Not to brag, but a lot of the writers you read in the firearms media space come from narrow backgrounds. They are retired police officers, or ex-military. Or, they have spent their whole lives hunting. When you need detailed info about their areas of expertise, those types of writers can be great. Me, I came to firearms from lots and lots of shooting, competition, hunting, and some law enforcement, and a STEM(science, technology, engineering, mathematics) subject college degree. A Bachelor’s of Science in chemistry, to be precise. Which makes my musings about kydex a dangerous subject. Dangerous in that I might veer too deeply into the weeds on the technical side of things, but hey, that’s the risk.
Kydex is now everywhere. Kydex is a type of thermoplastic, acrylic-polyvinyl chloride that has been found to have very useful properties.
It can be thermo-formed, that is, shaped by use of heat. How do you think they get your kydex holster to fit a particular firearm? They stuff a dummy (aluminum works well here), heat the kydex, and press to shape.

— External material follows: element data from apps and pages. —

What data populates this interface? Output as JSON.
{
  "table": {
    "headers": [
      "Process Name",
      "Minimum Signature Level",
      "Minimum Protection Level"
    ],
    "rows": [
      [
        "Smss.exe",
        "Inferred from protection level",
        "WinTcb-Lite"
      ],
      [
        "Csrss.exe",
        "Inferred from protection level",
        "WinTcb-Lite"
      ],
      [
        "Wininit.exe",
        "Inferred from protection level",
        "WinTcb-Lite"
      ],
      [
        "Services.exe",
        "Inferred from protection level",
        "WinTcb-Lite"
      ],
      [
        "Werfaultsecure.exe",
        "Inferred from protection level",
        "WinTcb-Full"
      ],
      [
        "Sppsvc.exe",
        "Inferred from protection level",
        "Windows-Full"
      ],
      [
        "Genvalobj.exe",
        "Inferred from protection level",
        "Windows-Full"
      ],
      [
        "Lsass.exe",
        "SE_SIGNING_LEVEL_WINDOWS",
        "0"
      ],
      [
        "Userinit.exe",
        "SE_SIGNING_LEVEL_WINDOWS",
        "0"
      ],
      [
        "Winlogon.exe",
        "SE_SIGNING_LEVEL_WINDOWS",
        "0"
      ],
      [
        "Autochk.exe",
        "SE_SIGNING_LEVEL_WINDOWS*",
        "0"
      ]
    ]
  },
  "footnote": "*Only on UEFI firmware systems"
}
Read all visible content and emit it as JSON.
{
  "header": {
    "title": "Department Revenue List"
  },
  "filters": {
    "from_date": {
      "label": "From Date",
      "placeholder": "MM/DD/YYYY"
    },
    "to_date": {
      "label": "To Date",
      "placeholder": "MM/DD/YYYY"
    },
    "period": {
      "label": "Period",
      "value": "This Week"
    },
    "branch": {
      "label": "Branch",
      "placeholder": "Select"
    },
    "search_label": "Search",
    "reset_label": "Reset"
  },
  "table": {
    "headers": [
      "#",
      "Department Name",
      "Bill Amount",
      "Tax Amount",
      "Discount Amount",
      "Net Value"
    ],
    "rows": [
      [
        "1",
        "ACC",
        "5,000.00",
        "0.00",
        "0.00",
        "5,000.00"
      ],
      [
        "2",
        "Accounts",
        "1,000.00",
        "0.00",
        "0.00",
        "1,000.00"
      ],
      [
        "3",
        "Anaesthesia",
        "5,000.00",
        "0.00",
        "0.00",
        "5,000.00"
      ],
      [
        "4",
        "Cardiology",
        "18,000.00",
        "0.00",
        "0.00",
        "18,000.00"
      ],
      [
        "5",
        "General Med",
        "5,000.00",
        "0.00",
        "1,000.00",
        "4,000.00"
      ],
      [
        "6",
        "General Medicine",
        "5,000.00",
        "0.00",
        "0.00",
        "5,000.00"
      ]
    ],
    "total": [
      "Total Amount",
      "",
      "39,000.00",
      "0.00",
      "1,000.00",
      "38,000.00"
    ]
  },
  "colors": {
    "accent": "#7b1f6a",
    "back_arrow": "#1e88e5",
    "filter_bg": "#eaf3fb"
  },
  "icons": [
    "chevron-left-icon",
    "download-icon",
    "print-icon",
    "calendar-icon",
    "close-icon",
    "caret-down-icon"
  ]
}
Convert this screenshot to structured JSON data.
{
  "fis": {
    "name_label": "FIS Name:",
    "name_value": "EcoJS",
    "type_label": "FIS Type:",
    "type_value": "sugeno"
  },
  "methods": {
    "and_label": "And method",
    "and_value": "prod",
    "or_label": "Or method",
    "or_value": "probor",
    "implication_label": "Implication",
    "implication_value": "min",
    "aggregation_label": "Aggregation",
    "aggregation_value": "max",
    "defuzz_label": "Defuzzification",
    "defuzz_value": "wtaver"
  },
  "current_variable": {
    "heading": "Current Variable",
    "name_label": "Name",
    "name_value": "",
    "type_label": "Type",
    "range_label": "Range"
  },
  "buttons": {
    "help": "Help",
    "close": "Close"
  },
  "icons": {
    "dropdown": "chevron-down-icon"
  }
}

It can be reshaped if needed. The fit isn’t quite right? You can tighten the fit by heating with a heat gun, and (careful, it is hot) pressing to a closer shape.
It is a relatively rigid plastic, so absent heat, it keeps its shape and will not collapse under a load. This is good because you can always re-holster. But it is also bad, as you’ll find out if you roll over your kydex holster.
It has low friction. So once you overcome the retention designed or built into your holster, the rest of the draw is quick.
It is waterproof. A rainy day and a leather holster can lead to unfortunate consequences—both for the holster and the handgun. A rained-on or sweated-on handgun and holster—that aren’t separated and dried—leads quickly to rust. Your handgun will rust in a kydex holster, but not as quickly, nor aggressively.
Relatively nonflammable. A kydex holster will char (if left in the oven, as urban legend has some handguns so-abused) and with enough heat will sag, but it won’t burst into flames.
Scratch resistant. Your kydex holster won’t show wear and tear, or abuse as readily as a leather holster.
Kydex has a very high work-hardening tolerance. So much so it is actually used as spring material in some applications, Your kydex holster is not ever going to go limp.
Impact resistance. I ran into a whole bunch of French police on a recent trip to Paris, and they were all geared up for riot work. Their armor? Kydex. That would have been useful when I was a combatant in the Neolithic era of the Society of Creative Anachronism.
Cut resistance. Modern knives now come in kydex sheaths simply because the work needed to stab or cut through kydex is so great, it is the safest material with which they can be made.
There is one aspect of kydex that the manufacturer touts that I find not so much to be the case. They claim it is abrasion resistant. Hmmm. I have a custom Browning Hi-Power built for me by Wayne Novak, an FBI-HRT clone. The top is aggressively matted for a non-glare surface. That non-glare surface acts like a wood rasp on my kydex holsters.
A bit of practice with this Browning and this holster produces shards of kydex. This isn’t the only handgun I have that does this, and they don’t do it with all kydex holsters. In the long run, it is no big deal, because holsters don’t last forever. And they don’t cost a lot, either.
Every practice session produces a pair of fuzz-lines of abraded kydex on top of the slide. Oh well, holsters are pretty much consumables anyway. If this one only lasts a decade or two, instead of a lifetime, what do I care? And that leads to the last (#11) beneficial aspect of kydex as a holster material: It isn’t expensive. You can even make your own. You can buy sheets of kydex, to cut, heat, bend, and form to create your own holsters. How do you think the custom holster maker you bought yours from got his (or her) start?
I grew up in a blued-steel, walnut and leather world. Now it is stainless and diamond-like coating, laminated stocks, and kydex holsters. Some charm may have been lost, but the benefits are obvious, and worth the change.